Saturday, September 26, 2015
The geckos weren't the only ones to have their habitat disrupted by our clean-up. We found this gorgeous snake - a Red Racer - about a half hour after we thought we had finished in that corner of our yard.
Red Racer had only come out partially from under the storage box, but we could see he was a good size snake. About 2 feet of the body was visible, and it did not show any signs of tapering down to its tail.
He stopped with his head raised and occasionally tasted the air with his tongue, probably trying to figure out what had happened to his home.
Red Racers get their common name from their beautiful coloration, and their ability to move very rapidly. They can grow to be very large - to 6 feet in length or more.
Individual snakes can vary greatly in appearance and their coloring may be shades of pink and red, light brown or tan. They have large eyes and most have darker patterns on the head.
Red Racer is a diurnal snake, which means it is out and about during the day. It is an active hunter, eating whatever it can overcome and crush with its jaws. This may include lizards and other snakes, birds and road kill. It can climb into bushes and trees so nestling birds and bird eggs can also be part of the diet.
Although Red Racer is not poisonous, it will defend itself by striking or biting if threatened or handled.
We didn't want to scare him so we stepped away. He came out a bit further from under the storage box, and moved towards the pool control box on the wall where two of the geckos had hidden themselves earlier. Red Racer started to crawl upwards along the wall, then made a fast lunge towards the box. One of the geckos zipped out from behind, dashed across the block wall, and disappeared behind the bamboo fencing a few feet away.
We figured our Red Racer had had a challenging enough day so far, so we left him in peace while we figured out how to reconstruct his habitat.
This is a new snake species for our yard, and brings our yard list snake species total to 5: Red Racer, Desert Blind Snake, Shovel Nose Snake, Black-headed Snake, and Gopher Snake. It is amazing that our yard can support a snake this size, and even more surprising that it has obviously been living here for a while.

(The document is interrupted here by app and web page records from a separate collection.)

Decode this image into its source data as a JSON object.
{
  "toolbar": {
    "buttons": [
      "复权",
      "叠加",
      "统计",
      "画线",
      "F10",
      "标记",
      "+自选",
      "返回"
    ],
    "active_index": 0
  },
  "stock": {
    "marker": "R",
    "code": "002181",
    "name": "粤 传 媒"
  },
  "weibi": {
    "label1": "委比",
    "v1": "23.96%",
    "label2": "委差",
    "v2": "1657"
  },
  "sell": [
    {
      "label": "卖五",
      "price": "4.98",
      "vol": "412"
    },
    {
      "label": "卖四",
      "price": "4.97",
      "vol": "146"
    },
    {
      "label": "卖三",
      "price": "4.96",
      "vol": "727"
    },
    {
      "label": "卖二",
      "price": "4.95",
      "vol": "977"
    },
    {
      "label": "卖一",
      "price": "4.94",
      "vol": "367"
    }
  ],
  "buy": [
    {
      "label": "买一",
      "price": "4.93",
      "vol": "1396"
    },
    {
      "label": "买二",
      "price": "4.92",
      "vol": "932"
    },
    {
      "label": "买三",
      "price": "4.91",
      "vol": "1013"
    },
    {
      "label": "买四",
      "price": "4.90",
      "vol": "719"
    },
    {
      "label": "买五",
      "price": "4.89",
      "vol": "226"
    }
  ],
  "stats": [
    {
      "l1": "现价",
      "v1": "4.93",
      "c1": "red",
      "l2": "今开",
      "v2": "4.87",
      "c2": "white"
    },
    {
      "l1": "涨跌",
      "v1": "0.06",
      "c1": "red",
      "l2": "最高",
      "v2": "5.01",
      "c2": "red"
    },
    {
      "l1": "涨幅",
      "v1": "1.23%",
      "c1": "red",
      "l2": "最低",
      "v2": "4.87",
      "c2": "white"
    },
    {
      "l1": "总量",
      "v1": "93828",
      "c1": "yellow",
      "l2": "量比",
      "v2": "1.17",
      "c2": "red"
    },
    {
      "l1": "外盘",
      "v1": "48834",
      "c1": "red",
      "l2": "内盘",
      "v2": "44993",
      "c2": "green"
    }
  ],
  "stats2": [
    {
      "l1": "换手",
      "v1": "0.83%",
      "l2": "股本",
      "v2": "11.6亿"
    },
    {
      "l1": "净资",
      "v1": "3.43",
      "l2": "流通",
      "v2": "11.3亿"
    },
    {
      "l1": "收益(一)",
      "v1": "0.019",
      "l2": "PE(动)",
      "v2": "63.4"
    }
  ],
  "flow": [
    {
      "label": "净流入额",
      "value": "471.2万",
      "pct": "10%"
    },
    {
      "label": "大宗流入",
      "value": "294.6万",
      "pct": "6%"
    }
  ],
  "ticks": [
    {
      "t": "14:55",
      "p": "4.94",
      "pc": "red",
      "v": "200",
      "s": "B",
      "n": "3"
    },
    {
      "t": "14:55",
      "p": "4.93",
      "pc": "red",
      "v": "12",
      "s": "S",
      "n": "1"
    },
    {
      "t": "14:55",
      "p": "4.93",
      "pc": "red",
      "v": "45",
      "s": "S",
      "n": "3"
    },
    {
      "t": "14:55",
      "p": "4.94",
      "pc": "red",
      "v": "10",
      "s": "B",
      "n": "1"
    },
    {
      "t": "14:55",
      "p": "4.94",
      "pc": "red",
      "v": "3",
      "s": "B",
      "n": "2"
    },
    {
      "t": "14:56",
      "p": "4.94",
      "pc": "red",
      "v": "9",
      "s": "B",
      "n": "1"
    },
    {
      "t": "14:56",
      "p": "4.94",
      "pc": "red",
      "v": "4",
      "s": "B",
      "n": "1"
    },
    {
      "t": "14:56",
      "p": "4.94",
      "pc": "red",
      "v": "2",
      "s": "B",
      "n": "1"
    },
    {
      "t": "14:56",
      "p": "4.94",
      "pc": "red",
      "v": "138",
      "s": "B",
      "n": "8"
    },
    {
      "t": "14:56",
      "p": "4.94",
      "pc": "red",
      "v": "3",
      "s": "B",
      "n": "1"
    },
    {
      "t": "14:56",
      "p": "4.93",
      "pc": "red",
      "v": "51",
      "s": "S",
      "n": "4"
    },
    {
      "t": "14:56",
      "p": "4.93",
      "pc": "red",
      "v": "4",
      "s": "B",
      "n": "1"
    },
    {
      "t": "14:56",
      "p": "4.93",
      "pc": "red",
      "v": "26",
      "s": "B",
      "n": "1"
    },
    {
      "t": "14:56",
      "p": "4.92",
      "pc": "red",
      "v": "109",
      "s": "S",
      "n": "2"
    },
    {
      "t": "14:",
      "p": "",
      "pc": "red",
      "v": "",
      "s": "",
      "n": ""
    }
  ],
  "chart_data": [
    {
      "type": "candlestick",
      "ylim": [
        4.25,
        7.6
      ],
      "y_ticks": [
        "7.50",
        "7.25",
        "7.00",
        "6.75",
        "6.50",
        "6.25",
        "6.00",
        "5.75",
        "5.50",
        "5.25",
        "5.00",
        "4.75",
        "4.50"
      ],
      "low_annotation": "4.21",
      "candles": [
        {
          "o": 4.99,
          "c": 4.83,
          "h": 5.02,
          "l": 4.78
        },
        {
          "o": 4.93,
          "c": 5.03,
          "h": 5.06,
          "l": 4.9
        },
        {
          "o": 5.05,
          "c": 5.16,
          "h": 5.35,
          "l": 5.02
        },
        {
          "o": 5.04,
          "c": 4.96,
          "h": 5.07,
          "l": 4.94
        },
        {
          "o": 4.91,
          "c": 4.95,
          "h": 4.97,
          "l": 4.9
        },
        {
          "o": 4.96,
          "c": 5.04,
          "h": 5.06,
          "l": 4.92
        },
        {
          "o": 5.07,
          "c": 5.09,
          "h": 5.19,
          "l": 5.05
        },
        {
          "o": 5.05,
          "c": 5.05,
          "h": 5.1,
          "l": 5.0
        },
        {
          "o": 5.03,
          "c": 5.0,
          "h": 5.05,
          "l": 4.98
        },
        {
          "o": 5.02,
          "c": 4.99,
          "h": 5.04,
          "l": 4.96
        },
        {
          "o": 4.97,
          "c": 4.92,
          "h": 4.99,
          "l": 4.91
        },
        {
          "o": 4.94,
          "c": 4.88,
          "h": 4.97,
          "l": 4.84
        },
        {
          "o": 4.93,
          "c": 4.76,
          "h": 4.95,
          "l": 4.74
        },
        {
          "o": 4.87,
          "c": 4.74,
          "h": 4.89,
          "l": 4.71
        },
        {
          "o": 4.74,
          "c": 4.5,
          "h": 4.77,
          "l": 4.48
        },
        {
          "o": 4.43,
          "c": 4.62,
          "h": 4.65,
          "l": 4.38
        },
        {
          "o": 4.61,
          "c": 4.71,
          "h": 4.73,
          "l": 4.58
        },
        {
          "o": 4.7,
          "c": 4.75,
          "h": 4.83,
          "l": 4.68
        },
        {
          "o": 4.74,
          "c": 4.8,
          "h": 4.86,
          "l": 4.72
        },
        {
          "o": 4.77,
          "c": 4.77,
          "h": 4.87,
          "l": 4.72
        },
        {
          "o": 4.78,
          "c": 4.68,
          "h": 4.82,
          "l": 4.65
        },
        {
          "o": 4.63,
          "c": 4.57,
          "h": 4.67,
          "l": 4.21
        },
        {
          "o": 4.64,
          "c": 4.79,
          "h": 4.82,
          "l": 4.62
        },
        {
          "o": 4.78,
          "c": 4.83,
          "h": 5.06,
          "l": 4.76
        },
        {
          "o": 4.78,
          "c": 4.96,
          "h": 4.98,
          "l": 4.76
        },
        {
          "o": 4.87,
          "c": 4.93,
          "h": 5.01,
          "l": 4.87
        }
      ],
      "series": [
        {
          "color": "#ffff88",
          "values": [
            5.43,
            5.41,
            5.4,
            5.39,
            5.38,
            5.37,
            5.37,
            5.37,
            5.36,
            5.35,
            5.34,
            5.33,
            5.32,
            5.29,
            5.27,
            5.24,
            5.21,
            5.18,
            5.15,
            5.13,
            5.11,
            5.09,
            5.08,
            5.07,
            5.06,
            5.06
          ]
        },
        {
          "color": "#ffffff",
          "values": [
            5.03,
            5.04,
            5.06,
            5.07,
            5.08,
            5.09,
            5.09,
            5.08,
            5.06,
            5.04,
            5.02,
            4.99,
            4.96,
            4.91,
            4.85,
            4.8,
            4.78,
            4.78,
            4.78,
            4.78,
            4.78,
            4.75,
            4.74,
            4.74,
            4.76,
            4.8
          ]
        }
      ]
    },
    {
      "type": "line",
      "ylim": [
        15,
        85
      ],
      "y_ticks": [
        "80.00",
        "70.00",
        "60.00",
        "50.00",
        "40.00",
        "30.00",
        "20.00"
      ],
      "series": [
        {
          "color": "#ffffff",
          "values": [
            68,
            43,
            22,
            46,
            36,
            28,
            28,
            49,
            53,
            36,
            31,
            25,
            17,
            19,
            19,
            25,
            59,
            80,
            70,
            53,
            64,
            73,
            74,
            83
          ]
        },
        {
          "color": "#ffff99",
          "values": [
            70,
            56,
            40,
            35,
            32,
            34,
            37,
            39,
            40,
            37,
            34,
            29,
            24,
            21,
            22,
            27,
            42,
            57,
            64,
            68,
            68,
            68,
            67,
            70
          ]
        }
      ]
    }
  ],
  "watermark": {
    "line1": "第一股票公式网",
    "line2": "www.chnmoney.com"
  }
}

We will be rethinking our plans for this corner of the yard, to make sure he has a safe place to live.